From 50 Years On, Remembering The "Our World" Broadcast And What it Means Today
WBUR Cognoscenti, June 26, 2017
Before Live Aid, there was Our World. Unlike the 1985 televised concert in support of Ethiopian famine victims, Our World was not a humanitarian fundraising venture. It was a cultural phenomenon, not just a musical event. No segment of Our World was broadcast from a large stadium filled with thousands of people.
From our vantage point in the 21st century, a live, worldwide satellite program does not seem very awe-inspiring, but it was a very big deal back in 1967. Our World was the first live global broadcast and it was quite an event when it happened 53 years ago today, on June 25, 1967. The show was considered a technical marvel and it was broadcast to an audience of more than 350 million people across five continents. As Ringo Starr of the Beatles said years later, "It's a standard thing that people do now, but then, when we did it, it was a first. That was exciting - we were doing a lot of firsts."

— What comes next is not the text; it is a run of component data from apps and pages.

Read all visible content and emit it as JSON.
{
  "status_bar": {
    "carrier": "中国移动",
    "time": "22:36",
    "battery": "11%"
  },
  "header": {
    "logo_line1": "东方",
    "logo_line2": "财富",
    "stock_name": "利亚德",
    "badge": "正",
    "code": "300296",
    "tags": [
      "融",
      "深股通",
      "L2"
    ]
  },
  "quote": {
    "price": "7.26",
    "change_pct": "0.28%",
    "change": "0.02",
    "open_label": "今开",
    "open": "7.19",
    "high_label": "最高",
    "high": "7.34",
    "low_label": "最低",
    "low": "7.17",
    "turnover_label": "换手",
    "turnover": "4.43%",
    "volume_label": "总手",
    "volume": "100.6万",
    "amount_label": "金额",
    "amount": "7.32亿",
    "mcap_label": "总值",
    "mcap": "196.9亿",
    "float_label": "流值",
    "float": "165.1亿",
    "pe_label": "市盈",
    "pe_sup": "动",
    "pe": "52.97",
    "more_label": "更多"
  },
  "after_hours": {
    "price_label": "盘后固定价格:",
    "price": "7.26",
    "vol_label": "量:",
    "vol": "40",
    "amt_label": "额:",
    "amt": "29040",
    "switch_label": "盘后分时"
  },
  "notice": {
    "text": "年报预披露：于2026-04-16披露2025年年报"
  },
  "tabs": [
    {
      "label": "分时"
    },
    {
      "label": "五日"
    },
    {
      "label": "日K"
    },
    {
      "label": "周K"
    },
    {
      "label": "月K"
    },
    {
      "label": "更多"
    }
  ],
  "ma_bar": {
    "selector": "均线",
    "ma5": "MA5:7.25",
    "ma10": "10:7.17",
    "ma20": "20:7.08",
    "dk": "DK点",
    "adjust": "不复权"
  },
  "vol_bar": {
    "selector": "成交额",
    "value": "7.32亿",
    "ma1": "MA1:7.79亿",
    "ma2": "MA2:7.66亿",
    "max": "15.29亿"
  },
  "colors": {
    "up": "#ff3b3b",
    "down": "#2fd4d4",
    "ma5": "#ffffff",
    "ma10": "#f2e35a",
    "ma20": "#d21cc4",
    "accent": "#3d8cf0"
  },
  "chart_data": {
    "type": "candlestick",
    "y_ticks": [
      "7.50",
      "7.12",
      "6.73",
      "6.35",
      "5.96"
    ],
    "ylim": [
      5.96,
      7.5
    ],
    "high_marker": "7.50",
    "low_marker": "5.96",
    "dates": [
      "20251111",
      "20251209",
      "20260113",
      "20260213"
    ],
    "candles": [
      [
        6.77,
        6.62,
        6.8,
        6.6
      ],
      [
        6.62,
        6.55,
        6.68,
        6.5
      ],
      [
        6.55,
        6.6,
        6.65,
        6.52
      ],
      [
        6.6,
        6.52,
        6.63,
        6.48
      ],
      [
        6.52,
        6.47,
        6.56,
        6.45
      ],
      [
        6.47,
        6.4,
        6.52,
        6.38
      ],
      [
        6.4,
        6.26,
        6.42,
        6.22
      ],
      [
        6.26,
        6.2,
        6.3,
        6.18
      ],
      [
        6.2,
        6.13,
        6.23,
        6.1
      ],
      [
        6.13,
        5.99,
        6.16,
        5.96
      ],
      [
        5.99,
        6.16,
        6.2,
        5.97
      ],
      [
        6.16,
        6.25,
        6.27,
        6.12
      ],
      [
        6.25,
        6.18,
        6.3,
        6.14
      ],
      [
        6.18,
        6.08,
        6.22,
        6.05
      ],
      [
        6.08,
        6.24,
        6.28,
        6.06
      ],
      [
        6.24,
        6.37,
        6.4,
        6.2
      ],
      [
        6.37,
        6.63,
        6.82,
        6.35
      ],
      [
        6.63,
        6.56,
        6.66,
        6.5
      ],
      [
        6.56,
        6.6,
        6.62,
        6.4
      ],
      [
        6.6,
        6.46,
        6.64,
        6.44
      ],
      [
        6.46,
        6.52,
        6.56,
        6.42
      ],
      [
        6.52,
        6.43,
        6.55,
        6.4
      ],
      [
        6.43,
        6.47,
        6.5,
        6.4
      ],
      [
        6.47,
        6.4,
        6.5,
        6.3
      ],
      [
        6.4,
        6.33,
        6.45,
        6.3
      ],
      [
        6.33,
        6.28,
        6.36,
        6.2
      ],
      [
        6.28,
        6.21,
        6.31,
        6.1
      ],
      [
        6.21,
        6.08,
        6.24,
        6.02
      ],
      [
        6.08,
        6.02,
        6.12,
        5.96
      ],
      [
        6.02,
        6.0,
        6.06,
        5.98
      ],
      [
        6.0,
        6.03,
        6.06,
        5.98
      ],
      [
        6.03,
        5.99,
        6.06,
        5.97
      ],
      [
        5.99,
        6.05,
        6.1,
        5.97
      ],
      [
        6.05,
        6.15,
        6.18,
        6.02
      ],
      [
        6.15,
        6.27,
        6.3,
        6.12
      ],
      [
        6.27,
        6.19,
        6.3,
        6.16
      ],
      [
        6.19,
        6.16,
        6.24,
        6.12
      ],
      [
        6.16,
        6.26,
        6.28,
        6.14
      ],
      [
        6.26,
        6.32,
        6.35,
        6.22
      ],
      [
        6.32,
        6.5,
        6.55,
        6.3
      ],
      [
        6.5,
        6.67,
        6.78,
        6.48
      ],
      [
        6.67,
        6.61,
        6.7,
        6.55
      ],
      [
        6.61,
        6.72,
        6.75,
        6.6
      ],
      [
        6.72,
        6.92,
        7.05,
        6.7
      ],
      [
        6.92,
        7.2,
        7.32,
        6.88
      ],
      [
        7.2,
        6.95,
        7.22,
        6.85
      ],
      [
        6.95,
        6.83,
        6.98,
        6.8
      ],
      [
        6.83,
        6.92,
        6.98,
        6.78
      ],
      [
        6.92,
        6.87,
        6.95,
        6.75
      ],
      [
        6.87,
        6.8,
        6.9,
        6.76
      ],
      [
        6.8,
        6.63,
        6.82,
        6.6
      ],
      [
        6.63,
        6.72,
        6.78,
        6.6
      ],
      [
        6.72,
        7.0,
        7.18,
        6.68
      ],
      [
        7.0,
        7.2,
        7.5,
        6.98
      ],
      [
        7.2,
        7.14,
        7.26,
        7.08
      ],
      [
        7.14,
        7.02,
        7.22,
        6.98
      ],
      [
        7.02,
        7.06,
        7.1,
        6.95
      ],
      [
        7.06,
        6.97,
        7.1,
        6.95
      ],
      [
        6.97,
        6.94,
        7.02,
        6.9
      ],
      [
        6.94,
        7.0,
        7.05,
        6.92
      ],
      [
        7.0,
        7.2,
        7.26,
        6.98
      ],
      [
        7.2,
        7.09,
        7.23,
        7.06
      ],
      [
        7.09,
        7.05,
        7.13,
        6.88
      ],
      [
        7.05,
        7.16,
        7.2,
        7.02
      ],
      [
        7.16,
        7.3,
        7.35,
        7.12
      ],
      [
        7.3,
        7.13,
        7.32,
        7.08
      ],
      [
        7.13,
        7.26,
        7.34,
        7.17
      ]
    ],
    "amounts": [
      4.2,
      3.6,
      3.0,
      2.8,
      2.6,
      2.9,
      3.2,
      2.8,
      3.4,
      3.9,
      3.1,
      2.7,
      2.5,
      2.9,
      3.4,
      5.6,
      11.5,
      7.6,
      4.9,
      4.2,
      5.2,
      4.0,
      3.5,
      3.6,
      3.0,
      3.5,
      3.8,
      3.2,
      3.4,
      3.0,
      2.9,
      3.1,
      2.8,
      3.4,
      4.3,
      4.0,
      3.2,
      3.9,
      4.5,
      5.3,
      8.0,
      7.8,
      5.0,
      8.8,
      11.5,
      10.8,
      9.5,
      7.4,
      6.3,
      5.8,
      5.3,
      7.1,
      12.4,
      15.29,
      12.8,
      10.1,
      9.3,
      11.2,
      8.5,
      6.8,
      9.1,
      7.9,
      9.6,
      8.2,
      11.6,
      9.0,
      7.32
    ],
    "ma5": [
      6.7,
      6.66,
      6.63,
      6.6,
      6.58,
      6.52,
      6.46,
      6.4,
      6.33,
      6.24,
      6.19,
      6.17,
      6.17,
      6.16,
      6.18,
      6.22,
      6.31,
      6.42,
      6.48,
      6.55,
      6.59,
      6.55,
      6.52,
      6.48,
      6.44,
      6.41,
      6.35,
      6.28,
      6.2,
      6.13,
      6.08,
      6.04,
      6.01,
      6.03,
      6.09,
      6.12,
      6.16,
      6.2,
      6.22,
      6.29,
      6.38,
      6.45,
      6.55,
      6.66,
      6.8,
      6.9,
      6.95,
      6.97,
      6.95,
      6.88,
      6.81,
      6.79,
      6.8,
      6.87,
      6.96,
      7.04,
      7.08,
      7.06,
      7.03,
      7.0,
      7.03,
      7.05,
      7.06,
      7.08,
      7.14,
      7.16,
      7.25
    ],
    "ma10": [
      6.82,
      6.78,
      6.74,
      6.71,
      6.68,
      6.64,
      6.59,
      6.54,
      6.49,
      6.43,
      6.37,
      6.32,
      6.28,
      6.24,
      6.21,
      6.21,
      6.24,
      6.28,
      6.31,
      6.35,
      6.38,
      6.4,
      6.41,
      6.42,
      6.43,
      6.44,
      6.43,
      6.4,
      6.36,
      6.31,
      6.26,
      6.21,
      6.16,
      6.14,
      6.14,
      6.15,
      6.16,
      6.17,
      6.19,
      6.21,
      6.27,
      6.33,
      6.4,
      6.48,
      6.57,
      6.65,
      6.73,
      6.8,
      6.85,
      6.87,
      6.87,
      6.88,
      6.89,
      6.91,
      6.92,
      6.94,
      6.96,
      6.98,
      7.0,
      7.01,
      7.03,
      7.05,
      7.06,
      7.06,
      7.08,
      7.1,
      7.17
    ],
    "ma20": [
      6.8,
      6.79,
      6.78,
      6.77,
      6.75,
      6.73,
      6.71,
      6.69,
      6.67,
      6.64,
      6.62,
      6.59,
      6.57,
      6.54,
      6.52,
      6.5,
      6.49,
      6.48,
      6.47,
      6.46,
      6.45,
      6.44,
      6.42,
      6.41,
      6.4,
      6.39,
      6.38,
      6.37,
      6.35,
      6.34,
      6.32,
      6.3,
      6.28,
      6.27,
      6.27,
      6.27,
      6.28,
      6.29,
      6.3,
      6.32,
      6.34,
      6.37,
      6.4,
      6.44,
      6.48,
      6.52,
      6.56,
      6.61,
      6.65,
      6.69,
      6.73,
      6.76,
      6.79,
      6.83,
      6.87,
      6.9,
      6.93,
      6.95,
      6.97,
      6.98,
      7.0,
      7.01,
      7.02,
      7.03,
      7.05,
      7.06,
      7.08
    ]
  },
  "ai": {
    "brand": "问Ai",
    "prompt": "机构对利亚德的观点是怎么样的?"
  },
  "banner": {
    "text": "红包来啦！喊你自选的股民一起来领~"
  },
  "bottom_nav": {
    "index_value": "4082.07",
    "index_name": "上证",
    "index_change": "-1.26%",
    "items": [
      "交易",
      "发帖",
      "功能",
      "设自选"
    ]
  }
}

Our World was the brainchild of BBC producer Aubrey Singer and it took ten months to organize the entire project. The BBC promoted Our World with these words: "For the first time ever, linking five continents and bringing man face to face with mankind. In places as far apart as Canberra and Cape Kennedy, Moscow and Montreal, Samarkand and Söderfors, Takamatsu and Tunis."
Our World was a two-and-a half hour TV extravaganza in black and white. It featured creative artists from 19 nations. They appeared in separate segments representing their native countries. Renowned Spanish painter Pablo Picasso appeared on the broadcast, as did American born Greek opera singer Maria Callas. Canada's contribution featured a CBC TV interview with Marshall McLuhan in a control room in Toronto. Later segments were broadcast from a ranch in Ghost Lake, Alberta and a beach in Vancouver's Point Grey district.
Each country used its own announcers, and interpreters offered voice over a translations when the original sound differed from that country's native language. Fourteen countries took part in the production of the show. All segments of Our World were required to be live, and use of videotape or film was prohibited. The opening credits were complemented by an Our World theme song, performed by the Vienna Boys Choir in 22 different languages.
To understand the motivation behind Our World, it's important to understand the tenor of the times. Although Our World was broadcast during the height of the Vietnam War, it was intended to be an apolitical event. No politician or head of state was allowed to participate. Unfortunately, just four days before the broadcast, the Eastern bloc countries, following the lead of the Soviet Union, pulled out of the broadcast. This was to protest the Western response to the recent Six-Day Arab-Israeli War (June 5-10, 1967).
The U.S. contribution to Our World included a segment about a New Jersey conference between American president Lyndon Johnson and Soviet premier Alexei Kosygin, but the two politicians were not shown to viewers. The house where the conference took place was televised instead.
In an effort to send out a positive message, the Beatles performed a new song called "All You Need is Love" from a crowded Studio Two at the Abbey Road Studios in London. John Lennon had written the song especially for the occasion and the Beatles agreed to perform it as representatives of the United Kingdom. The Fab Four invited other British singers and musicians to the event, including Eric Clapton, members of the Rolling Stones and Marianne Faithful.
|The Beatles at a press conference for Our World|
|The Beatles performing "All You Need is Love" on Our World|
SOURCES: WBUR Cognoscenti, "50 Years On, Remembering The 'Our World' Broadcast And What it Means Today,"by Judy Wittes Schlack, June 26, 2017; The Beatles Bible website (www.beatles bible.com; Wikipedia